4. Add the tomato paste, the seafood stock, the saffron, and some salt and pepper (to taste). Let this mixture cook down for about 15 minutes until reduced a little bit.
5. Add the mascarpone cheese to thicken the sauce and make it creamy. I ended up using about ¾ c., but you can adjust the amount depending on how rich you want the sauce to be.
6. Cook the pappardelle according to package directions until al-dente and toss with the sauce.
7. Pat down the scallops with paper towels until they are as dry as you can get them. Season with a little bit of salt and pepper.
8. Heat a cast iron skillet to medium-high heat and add the remaining ½ tbsp. of olive oil and 1 ½ tbsp. of butter. Add the scallops and sear for about one minute on each side. They should be golden brown on the outside, and cooked to about medium on the inside.
9. To plate, I arranged the scallops around the edges of the pasta and put a small handful of the micro-arugula in the middle.
My mom and I aren’t huge dessert people, but we do like to have a small taste of something sweet at the end of a nice meal. Since we had some strawberries that needed using, I used them to top some vanilla frozen yogurt and made a sweet balsamic-basil syrup to drizzle on top. I’ve seen strawberry-basil desserts at restaurants a lot lately and I’ve seen people make balsamic dessert syrups on tv before, so I combined the two ideas into a simple but elegant dessert. My mom was skeptical about having vinegar in her dessert, but I talked her into trying it and she was very pleasantly surprised.

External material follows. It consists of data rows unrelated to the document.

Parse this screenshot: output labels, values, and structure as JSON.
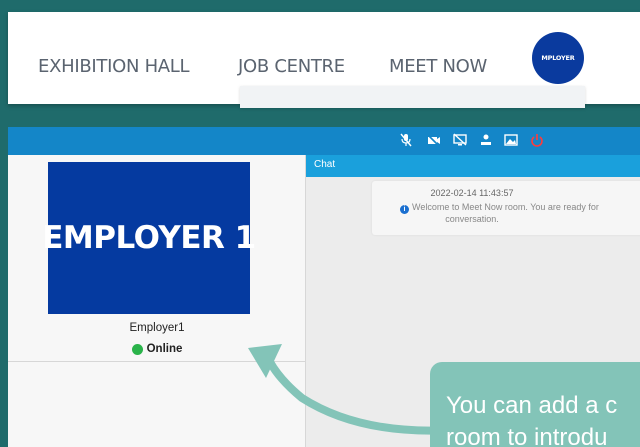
{
  "nav": {
    "items": [
      {
        "label": "EXHIBITION HALL"
      },
      {
        "label": "JOB CENTRE"
      },
      {
        "label": "MEET NOW"
      }
    ],
    "logo_text": "MPLOYER"
  },
  "toolbar": {
    "icons": [
      "mic-off-icon",
      "video-off-icon",
      "screen-share-off-icon",
      "user-icon",
      "image-icon",
      "power-icon"
    ],
    "power_color": "#ff3b3b"
  },
  "employer": {
    "banner_text": "EMPLOYER 1",
    "name": "Employer1",
    "status": "Online",
    "status_color": "#2ab34a"
  },
  "chat": {
    "header": "Chat",
    "message": {
      "timestamp": "2022-02-14 11:43:57",
      "text": "Welcome to Meet Now room. You are ready for",
      "text_line2": "conversation."
    }
  },
  "overlay": {
    "tooltip_line1": "You can add a c",
    "tooltip_line2": "room to introdu",
    "accent_color": "#83c4b8"
  }
}
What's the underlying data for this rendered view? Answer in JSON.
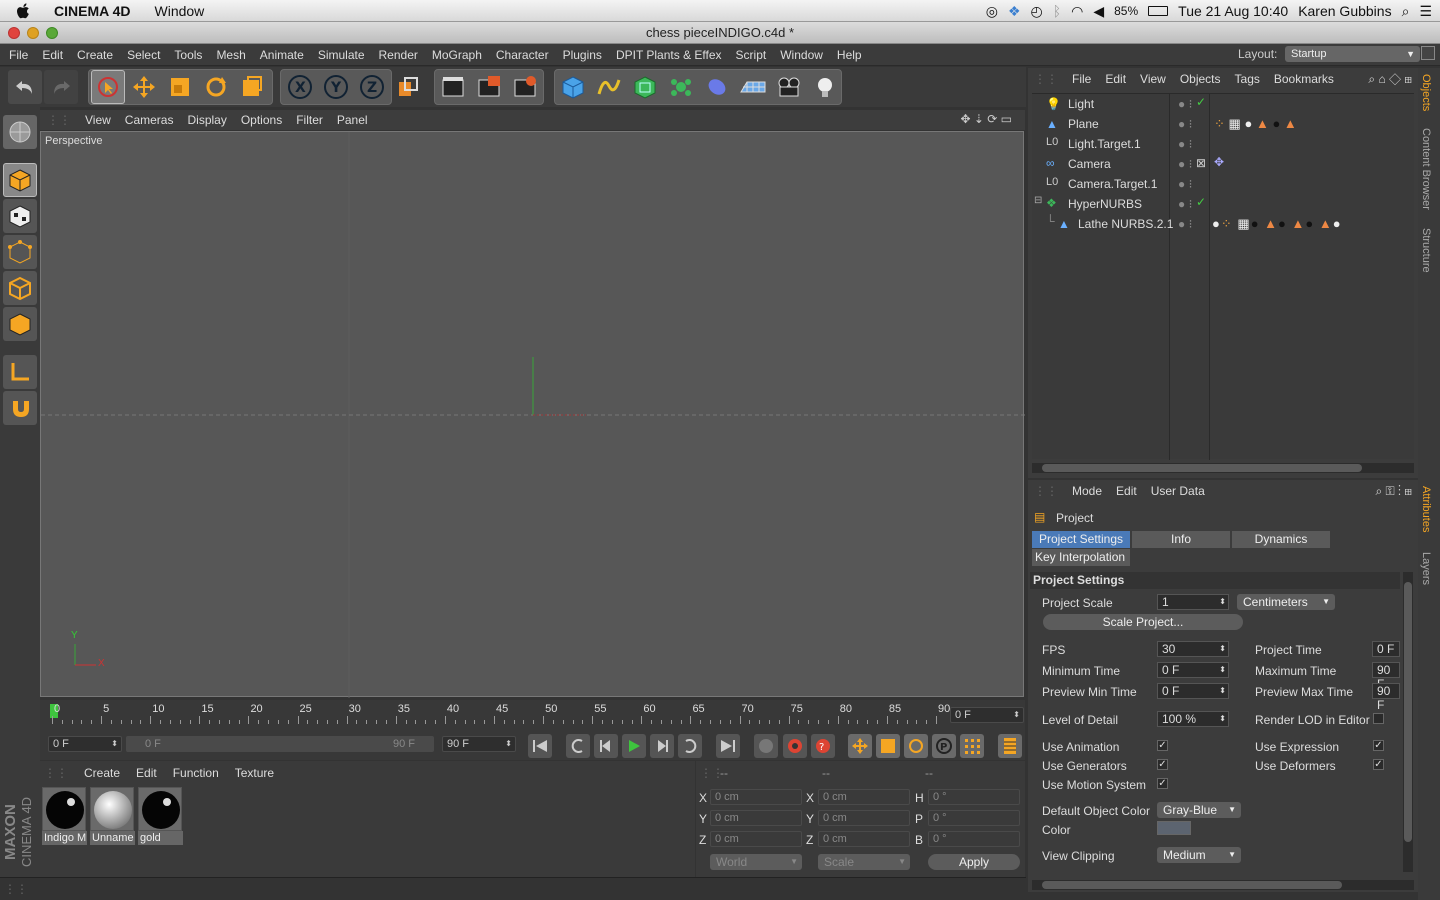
{
  "mac_menubar": {
    "app_name": "CINEMA 4D",
    "window_menu": "Window",
    "battery": "85%",
    "datetime": "Tue 21 Aug  10:40",
    "user": "Karen Gubbins"
  },
  "window": {
    "title": "chess pieceINDIGO.c4d *"
  },
  "menu": [
    "File",
    "Edit",
    "Create",
    "Select",
    "Tools",
    "Mesh",
    "Animate",
    "Simulate",
    "Render",
    "MoGraph",
    "Character",
    "Plugins",
    "DPIT Plants & Effex",
    "Script",
    "Window",
    "Help"
  ],
  "layout": {
    "label": "Layout:",
    "value": "Startup"
  },
  "viewport": {
    "menu": [
      "View",
      "Cameras",
      "Display",
      "Options",
      "Filter",
      "Panel"
    ],
    "label": "Perspective",
    "axis_y": "Y",
    "axis_x": "X"
  },
  "timeline": {
    "ticks": [
      "0",
      "5",
      "10",
      "15",
      "20",
      "25",
      "30",
      "35",
      "40",
      "45",
      "50",
      "55",
      "60",
      "65",
      "70",
      "75",
      "80",
      "85",
      "90"
    ],
    "current_frame": "0 F"
  },
  "transport": {
    "start": "0 F",
    "range_start": "0 F",
    "range_end": "90 F",
    "end": "90 F"
  },
  "material_manager": {
    "menu": [
      "Create",
      "Edit",
      "Function",
      "Texture"
    ],
    "materials": [
      "Indigo M",
      "Unname",
      "gold"
    ]
  },
  "coordinates": {
    "headers": [
      "--",
      "--",
      "--"
    ],
    "rows": [
      {
        "a": "X",
        "av": "0 cm",
        "b": "X",
        "bv": "0 cm",
        "c": "H",
        "cv": "0 °"
      },
      {
        "a": "Y",
        "av": "0 cm",
        "b": "Y",
        "bv": "0 cm",
        "c": "P",
        "cv": "0 °"
      },
      {
        "a": "Z",
        "av": "0 cm",
        "b": "Z",
        "bv": "0 cm",
        "c": "B",
        "cv": "0 °"
      }
    ],
    "mode1": "World",
    "mode2": "Scale",
    "apply": "Apply"
  },
  "object_manager": {
    "menu": [
      "File",
      "Edit",
      "View",
      "Objects",
      "Tags",
      "Bookmarks"
    ],
    "objects": [
      "Light",
      "Plane",
      "Light.Target.1",
      "Camera",
      "Camera.Target.1",
      "HyperNURBS",
      "Lathe NURBS.2.1"
    ]
  },
  "attributes": {
    "menu": [
      "Mode",
      "Edit",
      "User Data"
    ],
    "object": "Project",
    "tabs": [
      "Project Settings",
      "Info",
      "Dynamics",
      "Key Interpolation"
    ],
    "section": "Project Settings",
    "project_scale_label": "Project Scale",
    "project_scale": "1",
    "units": "Centimeters",
    "scale_button": "Scale Project...",
    "fps_label": "FPS",
    "fps": "30",
    "project_time_label": "Project Time",
    "project_time": "0 F",
    "min_time_label": "Minimum Time",
    "min_time": "0 F",
    "max_time_label": "Maximum Time",
    "max_time": "90 F",
    "prev_min_label": "Preview Min Time",
    "prev_min": "0 F",
    "prev_max_label": "Preview Max Time",
    "prev_max": "90 F",
    "lod_label": "Level of Detail",
    "lod": "100 %",
    "render_lod_label": "Render LOD in Editor",
    "use_animation": "Use Animation",
    "use_expression": "Use Expression",
    "use_generators": "Use Generators",
    "use_deformers": "Use Deformers",
    "use_motion": "Use Motion System",
    "default_color_label": "Default Object Color",
    "default_color": "Gray-Blue",
    "color_label": "Color",
    "view_clipping_label": "View Clipping",
    "view_clipping": "Medium"
  },
  "side_tabs": [
    "Objects",
    "Content Browser",
    "Structure",
    "Attributes",
    "Layers"
  ],
  "brand": [
    "MAXON",
    "CINEMA 4D"
  ]
}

Vanilla Ice Cream with Strawberries and Balsamic-Basil Syrup
Vanilla ice cream (or frozen yogurt)
½ c. sugar
1 c. balsamic vinegar
5-10 fresh basil leaves
1. Combine the vinegar and sugar in a saucepan over medium-high heat.
2. When the sugar has dissolved, add 5-10 basil leaves (depending on how strong you want the syrup to be).
3. Reduce the syrup by about half, strain, and cool.
4. Drizzle the syrup over the strawberries and ice cream. Garnish with a basil leaf.